Exercise directions
Use the entries below to count the lines that hold the word "manager"; answer with the number only.

Website and app data records:

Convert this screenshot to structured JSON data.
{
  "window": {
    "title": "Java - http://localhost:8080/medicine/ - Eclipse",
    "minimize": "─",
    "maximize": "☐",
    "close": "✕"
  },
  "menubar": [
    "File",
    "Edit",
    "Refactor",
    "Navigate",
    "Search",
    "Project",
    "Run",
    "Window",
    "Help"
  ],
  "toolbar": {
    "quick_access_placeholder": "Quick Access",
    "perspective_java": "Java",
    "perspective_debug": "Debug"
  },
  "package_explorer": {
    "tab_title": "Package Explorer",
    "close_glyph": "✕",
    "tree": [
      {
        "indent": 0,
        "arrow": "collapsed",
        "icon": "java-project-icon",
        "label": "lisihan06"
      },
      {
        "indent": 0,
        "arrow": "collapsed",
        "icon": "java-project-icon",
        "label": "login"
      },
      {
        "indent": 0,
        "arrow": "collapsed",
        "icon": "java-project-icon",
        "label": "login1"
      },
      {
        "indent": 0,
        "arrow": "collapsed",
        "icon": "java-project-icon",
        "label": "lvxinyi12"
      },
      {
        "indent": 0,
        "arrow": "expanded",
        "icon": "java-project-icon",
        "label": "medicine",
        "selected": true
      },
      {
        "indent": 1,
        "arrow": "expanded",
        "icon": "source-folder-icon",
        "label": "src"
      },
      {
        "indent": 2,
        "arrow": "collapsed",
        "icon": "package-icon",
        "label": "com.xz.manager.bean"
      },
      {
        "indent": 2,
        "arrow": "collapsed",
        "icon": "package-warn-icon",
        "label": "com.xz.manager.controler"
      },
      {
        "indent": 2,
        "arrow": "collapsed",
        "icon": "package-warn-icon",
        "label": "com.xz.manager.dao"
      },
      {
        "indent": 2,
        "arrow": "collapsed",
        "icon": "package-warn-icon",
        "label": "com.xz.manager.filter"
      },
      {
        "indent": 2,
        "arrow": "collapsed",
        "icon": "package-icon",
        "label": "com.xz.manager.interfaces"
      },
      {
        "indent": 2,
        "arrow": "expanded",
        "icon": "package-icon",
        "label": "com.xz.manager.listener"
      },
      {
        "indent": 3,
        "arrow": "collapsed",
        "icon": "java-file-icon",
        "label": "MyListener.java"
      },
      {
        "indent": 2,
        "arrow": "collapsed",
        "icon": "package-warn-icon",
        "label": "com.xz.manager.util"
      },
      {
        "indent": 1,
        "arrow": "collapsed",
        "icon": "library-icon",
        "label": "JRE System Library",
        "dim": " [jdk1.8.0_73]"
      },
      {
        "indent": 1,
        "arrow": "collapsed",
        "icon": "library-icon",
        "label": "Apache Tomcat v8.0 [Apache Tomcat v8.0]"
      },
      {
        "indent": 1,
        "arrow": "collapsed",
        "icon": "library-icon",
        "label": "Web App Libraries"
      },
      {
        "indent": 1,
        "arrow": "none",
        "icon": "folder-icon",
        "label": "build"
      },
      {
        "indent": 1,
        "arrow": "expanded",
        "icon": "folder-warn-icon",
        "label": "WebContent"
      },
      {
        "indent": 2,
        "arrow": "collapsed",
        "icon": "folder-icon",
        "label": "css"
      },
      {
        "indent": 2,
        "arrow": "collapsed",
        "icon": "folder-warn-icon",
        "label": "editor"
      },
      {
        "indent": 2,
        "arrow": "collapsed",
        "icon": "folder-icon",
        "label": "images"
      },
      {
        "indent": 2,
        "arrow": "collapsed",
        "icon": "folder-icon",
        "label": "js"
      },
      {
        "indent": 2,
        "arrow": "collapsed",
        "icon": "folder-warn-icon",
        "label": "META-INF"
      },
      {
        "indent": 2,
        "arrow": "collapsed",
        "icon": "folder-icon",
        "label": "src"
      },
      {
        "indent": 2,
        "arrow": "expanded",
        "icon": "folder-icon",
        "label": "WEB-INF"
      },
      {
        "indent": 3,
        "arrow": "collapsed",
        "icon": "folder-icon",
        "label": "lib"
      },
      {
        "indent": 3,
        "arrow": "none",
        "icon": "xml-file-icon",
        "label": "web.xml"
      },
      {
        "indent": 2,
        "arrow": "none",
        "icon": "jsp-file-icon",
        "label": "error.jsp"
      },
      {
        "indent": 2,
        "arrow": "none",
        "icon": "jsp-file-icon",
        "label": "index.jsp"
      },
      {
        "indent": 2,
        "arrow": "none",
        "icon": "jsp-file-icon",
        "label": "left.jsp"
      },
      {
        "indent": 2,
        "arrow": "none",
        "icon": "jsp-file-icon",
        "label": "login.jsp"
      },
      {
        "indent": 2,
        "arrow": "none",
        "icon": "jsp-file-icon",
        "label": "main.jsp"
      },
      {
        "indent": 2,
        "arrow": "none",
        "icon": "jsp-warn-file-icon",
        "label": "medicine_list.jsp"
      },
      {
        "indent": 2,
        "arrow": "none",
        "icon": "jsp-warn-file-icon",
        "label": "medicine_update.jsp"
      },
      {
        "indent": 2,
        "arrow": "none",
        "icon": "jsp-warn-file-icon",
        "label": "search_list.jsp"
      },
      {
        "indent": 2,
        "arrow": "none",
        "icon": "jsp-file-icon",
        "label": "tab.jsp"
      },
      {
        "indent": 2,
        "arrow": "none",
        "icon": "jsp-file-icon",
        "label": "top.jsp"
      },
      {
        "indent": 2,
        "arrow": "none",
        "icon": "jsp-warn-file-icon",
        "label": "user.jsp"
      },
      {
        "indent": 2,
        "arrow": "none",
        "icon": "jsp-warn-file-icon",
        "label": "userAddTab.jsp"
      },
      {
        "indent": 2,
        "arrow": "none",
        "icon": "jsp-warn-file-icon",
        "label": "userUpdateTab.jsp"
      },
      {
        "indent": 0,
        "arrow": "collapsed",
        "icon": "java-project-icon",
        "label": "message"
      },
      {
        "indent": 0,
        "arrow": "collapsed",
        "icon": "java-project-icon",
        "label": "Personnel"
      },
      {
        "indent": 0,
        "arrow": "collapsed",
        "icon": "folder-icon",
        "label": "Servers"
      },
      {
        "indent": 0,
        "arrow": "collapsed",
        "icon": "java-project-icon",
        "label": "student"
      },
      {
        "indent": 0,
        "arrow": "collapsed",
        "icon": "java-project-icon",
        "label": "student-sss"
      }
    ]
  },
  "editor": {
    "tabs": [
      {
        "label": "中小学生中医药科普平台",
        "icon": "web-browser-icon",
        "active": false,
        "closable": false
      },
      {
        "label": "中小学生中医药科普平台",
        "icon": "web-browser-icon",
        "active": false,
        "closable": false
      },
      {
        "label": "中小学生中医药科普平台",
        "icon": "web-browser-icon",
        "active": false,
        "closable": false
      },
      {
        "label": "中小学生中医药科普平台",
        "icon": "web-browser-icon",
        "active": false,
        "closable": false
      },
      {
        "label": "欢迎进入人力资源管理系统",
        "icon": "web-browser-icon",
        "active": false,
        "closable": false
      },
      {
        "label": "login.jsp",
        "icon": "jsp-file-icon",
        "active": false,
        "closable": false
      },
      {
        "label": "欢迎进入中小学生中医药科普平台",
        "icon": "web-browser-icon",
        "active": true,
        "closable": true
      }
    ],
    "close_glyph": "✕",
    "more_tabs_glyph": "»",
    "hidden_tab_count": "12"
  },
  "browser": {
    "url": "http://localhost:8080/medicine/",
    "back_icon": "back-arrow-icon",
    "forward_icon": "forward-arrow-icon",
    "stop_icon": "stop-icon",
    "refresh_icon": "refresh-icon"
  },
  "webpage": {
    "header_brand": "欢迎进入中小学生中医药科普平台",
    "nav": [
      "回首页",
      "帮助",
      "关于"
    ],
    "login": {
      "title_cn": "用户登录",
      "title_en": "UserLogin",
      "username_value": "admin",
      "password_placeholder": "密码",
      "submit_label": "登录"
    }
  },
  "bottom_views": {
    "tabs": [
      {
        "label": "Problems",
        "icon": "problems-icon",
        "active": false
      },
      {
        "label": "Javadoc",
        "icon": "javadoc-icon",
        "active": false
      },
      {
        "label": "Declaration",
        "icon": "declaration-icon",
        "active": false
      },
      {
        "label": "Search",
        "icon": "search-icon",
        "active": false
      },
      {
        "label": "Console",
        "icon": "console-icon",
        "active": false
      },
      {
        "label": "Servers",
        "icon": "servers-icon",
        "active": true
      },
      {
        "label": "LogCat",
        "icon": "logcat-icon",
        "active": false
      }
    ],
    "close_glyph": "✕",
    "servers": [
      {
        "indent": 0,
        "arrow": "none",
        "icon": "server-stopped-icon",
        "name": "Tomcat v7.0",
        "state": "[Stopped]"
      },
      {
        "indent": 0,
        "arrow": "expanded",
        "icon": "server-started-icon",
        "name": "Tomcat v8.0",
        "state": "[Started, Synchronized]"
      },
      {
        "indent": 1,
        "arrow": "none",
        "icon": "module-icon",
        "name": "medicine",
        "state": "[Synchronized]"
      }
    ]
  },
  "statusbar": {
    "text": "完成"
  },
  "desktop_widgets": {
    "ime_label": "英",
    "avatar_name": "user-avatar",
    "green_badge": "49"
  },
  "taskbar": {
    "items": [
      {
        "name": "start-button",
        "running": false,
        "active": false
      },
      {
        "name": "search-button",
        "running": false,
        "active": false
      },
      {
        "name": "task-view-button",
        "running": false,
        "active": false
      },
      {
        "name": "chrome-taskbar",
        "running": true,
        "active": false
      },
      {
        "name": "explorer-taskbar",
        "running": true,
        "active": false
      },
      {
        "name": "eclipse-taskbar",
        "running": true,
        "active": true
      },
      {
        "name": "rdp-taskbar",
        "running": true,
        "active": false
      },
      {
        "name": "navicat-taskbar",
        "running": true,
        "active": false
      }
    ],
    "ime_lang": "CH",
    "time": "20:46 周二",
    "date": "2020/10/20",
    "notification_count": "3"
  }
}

Solved problem
7